Repost from The Wall Street Journal
New Measures Mandate Tank Cars That Carry Crude Oil to Be Built with Thicker Steel WallsBy David George-Cosh, June 27, 2014
TORONTO—Canadian Transport Minister Lisa Raitt announced new rules Friday aimed at bolstering safety measures for transporting dangerous goods, such as crude oil, over the country’s railway networks.
The new measures include updating safety-reporting requirements for rail companies operating in Canada, mandating tank cars that carry volatile crude be built with thicker steel walls, and improving data-reporting requirements for railways.
Canadian and U.S. regulators have urged the rail industry to improve safety measures after several recent accidents involving trains carrying crude, including last year’s derailment of a crude-carrying train in rural Quebec in July, which killed 47 people.
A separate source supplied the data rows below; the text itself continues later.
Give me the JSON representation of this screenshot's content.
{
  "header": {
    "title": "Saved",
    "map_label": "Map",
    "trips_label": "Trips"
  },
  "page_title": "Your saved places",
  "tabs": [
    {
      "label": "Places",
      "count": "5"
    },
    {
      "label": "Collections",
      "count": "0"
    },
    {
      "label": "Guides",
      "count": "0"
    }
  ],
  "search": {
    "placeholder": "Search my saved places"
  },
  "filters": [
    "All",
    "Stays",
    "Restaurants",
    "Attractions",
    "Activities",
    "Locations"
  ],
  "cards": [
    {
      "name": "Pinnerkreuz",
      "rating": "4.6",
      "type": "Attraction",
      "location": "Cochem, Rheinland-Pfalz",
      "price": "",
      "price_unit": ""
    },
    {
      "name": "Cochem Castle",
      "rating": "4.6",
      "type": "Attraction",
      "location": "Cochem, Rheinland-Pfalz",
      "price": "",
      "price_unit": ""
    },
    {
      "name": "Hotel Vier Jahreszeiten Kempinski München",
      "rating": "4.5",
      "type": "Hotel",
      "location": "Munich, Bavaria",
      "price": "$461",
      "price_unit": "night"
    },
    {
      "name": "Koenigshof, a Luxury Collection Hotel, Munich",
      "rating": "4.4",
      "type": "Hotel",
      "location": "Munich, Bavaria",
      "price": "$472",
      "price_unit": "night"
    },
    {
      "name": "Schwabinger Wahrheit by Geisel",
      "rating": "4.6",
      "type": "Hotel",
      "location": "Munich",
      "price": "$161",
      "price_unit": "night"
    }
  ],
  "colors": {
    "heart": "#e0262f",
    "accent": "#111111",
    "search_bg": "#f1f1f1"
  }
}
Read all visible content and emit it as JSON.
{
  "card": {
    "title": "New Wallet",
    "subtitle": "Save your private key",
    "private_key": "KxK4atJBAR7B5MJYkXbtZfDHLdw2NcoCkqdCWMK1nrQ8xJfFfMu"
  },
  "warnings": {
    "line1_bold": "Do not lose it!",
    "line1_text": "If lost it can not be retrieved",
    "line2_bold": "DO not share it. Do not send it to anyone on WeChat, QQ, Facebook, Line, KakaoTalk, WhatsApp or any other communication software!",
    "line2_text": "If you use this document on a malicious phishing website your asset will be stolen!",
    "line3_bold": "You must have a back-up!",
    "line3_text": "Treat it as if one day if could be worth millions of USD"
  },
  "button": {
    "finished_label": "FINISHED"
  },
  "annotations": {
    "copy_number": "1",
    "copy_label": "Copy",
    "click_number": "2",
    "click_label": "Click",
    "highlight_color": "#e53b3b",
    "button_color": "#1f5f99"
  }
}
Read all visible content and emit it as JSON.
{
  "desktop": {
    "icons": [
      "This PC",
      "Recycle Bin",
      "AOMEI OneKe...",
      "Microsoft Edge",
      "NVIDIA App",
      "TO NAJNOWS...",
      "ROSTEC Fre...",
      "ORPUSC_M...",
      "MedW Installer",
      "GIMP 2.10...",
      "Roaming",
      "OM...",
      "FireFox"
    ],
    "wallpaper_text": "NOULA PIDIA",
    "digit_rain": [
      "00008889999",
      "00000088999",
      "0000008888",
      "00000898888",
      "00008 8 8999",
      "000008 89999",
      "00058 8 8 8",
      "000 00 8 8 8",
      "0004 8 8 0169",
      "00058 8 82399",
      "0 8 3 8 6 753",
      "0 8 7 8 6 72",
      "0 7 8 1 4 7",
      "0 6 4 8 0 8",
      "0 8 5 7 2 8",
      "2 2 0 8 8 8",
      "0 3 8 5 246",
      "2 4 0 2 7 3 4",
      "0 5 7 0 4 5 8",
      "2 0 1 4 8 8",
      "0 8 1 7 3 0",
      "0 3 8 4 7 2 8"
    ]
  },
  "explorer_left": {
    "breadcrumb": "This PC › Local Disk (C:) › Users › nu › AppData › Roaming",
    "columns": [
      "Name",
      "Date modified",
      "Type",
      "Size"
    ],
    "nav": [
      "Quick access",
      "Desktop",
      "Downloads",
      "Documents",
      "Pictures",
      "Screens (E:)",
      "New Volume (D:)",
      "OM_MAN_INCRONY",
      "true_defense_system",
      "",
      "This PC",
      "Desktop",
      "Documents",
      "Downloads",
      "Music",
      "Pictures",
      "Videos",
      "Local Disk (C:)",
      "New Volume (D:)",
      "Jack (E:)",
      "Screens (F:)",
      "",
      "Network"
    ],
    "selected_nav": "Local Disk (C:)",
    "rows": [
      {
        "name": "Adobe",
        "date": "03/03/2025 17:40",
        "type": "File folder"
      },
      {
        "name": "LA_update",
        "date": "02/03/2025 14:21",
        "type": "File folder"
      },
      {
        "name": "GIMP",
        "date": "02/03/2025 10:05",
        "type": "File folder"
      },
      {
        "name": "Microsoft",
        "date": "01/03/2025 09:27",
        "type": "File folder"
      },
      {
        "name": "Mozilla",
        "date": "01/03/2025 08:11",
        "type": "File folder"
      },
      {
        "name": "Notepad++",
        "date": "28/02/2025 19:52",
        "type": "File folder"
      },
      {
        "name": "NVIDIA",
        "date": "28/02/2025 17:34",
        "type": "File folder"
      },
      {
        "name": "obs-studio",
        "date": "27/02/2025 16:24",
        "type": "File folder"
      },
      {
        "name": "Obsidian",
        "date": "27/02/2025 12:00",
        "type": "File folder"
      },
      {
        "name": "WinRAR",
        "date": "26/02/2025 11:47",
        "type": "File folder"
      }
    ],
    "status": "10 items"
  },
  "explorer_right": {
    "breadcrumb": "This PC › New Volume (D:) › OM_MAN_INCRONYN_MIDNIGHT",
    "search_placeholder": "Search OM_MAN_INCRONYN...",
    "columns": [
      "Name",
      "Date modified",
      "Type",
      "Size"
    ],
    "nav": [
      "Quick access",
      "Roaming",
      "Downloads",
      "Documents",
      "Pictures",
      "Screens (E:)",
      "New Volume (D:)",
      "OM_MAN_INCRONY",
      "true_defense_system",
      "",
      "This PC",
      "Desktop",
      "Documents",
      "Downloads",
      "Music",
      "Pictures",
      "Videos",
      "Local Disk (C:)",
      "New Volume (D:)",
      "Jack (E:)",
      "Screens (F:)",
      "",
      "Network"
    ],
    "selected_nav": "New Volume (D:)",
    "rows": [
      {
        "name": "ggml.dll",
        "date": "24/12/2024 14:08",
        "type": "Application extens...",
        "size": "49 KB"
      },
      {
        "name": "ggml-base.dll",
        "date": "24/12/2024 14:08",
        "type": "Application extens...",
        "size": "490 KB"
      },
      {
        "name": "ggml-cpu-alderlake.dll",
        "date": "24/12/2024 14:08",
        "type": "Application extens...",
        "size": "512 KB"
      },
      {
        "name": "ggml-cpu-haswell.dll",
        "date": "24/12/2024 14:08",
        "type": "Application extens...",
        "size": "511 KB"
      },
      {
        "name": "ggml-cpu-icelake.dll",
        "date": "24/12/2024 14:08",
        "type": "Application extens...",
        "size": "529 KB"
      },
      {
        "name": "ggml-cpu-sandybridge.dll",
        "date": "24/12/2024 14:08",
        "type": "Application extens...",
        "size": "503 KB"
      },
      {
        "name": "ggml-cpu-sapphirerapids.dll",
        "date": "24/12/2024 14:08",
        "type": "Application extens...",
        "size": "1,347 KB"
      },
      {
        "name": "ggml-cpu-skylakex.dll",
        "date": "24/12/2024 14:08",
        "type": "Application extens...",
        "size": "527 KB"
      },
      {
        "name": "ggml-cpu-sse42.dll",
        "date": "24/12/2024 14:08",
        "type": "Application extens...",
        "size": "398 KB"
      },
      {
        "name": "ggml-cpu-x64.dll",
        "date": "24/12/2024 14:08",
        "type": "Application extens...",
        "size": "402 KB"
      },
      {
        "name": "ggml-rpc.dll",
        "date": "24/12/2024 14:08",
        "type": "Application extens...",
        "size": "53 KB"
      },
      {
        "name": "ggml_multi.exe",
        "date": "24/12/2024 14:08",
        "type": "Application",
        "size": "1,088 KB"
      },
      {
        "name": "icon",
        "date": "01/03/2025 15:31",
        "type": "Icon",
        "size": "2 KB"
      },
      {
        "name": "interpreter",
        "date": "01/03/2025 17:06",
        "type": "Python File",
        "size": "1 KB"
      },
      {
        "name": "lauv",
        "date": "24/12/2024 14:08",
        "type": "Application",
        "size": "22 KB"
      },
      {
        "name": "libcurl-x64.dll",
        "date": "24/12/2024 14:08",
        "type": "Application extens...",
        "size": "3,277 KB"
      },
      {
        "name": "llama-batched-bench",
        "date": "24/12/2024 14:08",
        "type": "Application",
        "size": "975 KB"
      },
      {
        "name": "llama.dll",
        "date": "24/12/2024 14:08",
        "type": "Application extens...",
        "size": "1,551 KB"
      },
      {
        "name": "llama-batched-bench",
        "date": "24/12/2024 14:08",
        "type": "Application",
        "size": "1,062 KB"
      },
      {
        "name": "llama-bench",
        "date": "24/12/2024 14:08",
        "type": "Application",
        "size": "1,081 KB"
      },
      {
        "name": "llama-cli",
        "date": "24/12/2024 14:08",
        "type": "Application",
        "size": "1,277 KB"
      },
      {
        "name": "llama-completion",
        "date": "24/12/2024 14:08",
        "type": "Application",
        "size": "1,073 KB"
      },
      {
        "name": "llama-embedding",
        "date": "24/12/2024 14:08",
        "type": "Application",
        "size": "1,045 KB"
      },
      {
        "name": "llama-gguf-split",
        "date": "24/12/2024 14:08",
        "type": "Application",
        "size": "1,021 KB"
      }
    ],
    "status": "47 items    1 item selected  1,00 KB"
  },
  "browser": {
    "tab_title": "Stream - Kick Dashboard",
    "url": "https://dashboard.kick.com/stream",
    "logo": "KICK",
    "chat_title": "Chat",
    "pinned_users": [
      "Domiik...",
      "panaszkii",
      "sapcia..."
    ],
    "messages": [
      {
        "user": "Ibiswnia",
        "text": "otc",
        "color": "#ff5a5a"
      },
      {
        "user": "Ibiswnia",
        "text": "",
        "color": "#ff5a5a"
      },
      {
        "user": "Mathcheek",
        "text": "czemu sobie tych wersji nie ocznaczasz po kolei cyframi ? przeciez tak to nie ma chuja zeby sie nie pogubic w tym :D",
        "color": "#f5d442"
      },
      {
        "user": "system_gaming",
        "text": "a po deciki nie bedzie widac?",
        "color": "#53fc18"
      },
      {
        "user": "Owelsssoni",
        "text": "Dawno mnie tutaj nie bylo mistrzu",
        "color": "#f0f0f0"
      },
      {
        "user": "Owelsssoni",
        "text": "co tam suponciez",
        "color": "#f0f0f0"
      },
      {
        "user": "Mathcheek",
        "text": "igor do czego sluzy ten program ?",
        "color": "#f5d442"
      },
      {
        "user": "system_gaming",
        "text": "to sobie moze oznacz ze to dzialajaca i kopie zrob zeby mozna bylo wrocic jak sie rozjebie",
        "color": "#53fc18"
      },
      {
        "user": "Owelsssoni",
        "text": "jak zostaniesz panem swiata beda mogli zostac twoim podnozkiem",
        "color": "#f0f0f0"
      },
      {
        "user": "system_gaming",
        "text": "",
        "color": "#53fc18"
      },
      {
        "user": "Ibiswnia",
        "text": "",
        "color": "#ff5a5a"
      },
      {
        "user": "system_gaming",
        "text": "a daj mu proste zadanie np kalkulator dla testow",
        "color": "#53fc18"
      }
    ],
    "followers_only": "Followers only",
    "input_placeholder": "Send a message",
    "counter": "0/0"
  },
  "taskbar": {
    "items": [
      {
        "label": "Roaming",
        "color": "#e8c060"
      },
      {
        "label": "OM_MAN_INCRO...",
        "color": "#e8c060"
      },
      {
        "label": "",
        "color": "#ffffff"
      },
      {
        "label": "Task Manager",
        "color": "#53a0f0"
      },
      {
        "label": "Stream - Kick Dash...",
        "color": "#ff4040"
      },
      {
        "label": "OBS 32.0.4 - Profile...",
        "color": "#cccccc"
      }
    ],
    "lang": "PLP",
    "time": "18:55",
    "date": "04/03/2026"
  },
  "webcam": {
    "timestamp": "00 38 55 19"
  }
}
“Our government is committed to railway safety and the safe movement of dangerous goods,” Ms. Raitt said in a statement. “The upcoming regulations will further strengthen safety in Canada’s already robust transportation system.”
A spokesman for Canadian Pacific Railway Ltd. said the company was reviewing the announcement and that it has a “strong” set of existing safety measures it discloses to the federal government.
Jim Feeny, a spokesman from Canadian National Railway Co. said that its position on safety disclosure “largely aligns” with the federal government’s proposals, but it was also reviewing the announced measures.
The new rules announced Friday will include amendments to legislation to require DOT-111 tank cars to abide by new standards such as thicker steel walls and better top protection to reduce spills in a derailment.
The ministry will also require the country’s short-line railroads to upgrade their safety-management disclosure by providing Transport Canada with the same reports on safety risks that the country’s major rails provide. The proposal affects 35 railways in Canada, Transport Canada said.
Transport Canada is also requesting that Canada-based railroads provide measurable data such as maintenance and repair records to the federal government that could better address safety risks before they occur.
Friday’s measures follow a series of steps Ms. Raitt announced in April to improve rail transport in response to recommendations made by the Transportation Safety Board of Canada after its investigation of last year’s Lac-Mégantic tragedy.
The federal government also ordered older DOT-111 tank cars to be phased out or retrofitted in three years, and added a requirement that all crude oil shipments include emergency response plans.
It is unclear how many DOT-111 cars operate in Canada, but the Association of American Railroads and the American Short Line and Regional Railroad Association says that there are 228,000 general-purpose tank cars in service in the U.S. known as DOT-111s.
The U.S. has adopted tougher classification standards for shipping crude-by-rail that but hasn’t curbed the use of older DOT-111 tank cars on the country’s tracks despite last year’s deadly accident in Quebec and more recently, a fiery derailment in Lynchberg, Va.